> _Work task_
In the records below, find the line containing "Serialize everything readable" and retype it and every line after it exactly, adding nothing.

Dataset rows for apps and sites
»»

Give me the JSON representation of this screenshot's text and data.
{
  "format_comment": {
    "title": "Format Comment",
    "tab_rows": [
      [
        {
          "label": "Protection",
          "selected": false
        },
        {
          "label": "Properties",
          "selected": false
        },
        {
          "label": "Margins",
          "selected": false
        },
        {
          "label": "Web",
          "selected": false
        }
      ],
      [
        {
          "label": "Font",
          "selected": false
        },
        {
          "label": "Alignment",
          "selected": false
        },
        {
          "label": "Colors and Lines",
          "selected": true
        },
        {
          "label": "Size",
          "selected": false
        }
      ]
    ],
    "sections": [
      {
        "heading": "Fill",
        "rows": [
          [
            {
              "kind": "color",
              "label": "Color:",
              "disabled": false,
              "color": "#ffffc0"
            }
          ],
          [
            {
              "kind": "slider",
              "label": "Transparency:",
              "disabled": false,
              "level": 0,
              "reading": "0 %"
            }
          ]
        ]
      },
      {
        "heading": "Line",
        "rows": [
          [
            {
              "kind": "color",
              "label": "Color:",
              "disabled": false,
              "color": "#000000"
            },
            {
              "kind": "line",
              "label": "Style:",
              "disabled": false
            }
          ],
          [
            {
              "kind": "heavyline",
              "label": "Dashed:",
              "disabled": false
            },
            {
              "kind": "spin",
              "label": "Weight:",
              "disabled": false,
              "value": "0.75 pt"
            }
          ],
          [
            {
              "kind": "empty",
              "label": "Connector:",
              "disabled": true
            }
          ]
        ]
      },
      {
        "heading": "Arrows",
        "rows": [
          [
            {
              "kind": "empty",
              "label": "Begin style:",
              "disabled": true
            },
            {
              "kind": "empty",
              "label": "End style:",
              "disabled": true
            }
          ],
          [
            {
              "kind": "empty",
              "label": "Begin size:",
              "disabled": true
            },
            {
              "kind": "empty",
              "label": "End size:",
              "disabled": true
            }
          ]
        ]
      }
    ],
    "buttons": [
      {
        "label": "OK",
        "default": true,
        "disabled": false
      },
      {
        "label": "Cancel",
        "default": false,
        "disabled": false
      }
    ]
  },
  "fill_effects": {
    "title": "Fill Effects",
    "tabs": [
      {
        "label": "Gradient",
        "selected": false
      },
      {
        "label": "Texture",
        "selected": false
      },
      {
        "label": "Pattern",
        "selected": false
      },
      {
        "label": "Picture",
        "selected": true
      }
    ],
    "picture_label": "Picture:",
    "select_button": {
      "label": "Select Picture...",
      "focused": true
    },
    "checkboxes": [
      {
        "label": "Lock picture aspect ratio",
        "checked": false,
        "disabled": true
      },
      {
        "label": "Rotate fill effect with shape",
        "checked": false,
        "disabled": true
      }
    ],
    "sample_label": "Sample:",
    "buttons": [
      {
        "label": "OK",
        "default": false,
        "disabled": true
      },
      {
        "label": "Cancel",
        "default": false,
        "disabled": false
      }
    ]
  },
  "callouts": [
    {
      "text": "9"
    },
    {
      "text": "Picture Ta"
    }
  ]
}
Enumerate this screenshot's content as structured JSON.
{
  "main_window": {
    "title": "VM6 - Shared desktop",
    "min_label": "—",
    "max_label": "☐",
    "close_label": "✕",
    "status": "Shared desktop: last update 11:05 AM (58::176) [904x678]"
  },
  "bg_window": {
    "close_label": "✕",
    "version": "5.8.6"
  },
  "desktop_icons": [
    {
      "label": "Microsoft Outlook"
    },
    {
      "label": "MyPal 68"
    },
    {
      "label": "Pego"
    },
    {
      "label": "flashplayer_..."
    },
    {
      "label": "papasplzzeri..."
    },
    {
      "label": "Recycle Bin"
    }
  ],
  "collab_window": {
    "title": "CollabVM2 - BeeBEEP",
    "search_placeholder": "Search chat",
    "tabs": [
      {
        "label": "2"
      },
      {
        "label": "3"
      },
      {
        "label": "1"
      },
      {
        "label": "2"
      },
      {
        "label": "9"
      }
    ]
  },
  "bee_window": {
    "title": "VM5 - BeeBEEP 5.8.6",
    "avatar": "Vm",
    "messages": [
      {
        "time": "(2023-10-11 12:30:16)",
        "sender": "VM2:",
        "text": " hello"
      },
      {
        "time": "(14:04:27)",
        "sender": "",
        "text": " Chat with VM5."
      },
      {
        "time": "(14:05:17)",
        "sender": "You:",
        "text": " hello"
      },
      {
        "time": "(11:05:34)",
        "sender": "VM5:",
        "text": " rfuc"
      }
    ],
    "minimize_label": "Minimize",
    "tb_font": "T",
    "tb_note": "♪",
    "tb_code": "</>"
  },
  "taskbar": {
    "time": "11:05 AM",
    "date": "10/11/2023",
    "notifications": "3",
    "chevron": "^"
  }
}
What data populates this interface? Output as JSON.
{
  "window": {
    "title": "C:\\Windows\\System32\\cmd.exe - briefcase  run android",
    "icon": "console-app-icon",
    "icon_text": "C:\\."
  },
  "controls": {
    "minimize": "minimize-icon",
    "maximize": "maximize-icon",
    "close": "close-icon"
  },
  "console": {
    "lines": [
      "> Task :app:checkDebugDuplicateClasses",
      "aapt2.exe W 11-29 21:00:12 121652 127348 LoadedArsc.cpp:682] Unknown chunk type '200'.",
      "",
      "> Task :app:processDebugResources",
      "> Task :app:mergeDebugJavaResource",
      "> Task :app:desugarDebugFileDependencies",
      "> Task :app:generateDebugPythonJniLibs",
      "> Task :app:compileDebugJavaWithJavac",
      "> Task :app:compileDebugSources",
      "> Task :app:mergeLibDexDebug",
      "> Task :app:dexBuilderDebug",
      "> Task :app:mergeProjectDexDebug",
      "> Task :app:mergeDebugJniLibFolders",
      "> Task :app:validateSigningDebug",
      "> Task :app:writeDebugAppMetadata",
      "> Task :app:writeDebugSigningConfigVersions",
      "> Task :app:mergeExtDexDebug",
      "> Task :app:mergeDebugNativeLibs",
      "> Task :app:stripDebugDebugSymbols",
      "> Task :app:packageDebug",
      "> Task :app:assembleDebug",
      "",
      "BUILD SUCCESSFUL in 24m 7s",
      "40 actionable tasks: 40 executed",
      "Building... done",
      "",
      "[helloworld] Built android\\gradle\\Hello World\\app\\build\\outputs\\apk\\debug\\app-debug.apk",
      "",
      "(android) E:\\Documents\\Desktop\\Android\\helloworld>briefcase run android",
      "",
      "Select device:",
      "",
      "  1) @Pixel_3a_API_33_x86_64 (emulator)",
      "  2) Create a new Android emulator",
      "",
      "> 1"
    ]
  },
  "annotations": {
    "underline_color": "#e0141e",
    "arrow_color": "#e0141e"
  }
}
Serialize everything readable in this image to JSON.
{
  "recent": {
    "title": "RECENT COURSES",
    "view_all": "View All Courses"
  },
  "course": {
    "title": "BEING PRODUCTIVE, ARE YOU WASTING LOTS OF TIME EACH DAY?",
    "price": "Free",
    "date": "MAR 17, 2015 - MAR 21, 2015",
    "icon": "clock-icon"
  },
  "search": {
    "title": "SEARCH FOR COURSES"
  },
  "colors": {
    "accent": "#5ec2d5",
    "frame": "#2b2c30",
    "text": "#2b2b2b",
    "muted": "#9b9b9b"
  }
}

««

> _Answer box_
Serialize everything readable in this image to JSON.
{
  "recent": {
    "title": "RECENT COURSES",
    "view_all": "View All Courses"
  },
  "course": {
    "title": "BEING PRODUCTIVE, ARE YOU WASTING LOTS OF TIME EACH DAY?",
    "price": "Free",
    "date": "MAR 17, 2015 - MAR 21, 2015",
    "icon": "clock-icon"
  },
  "search": {
    "title": "SEARCH FOR COURSES"
  },
  "colors": {
    "accent": "#5ec2d5",
    "frame": "#2b2c30",
    "text": "#2b2b2b",
    "muted": "#9b9b9b"
  }
}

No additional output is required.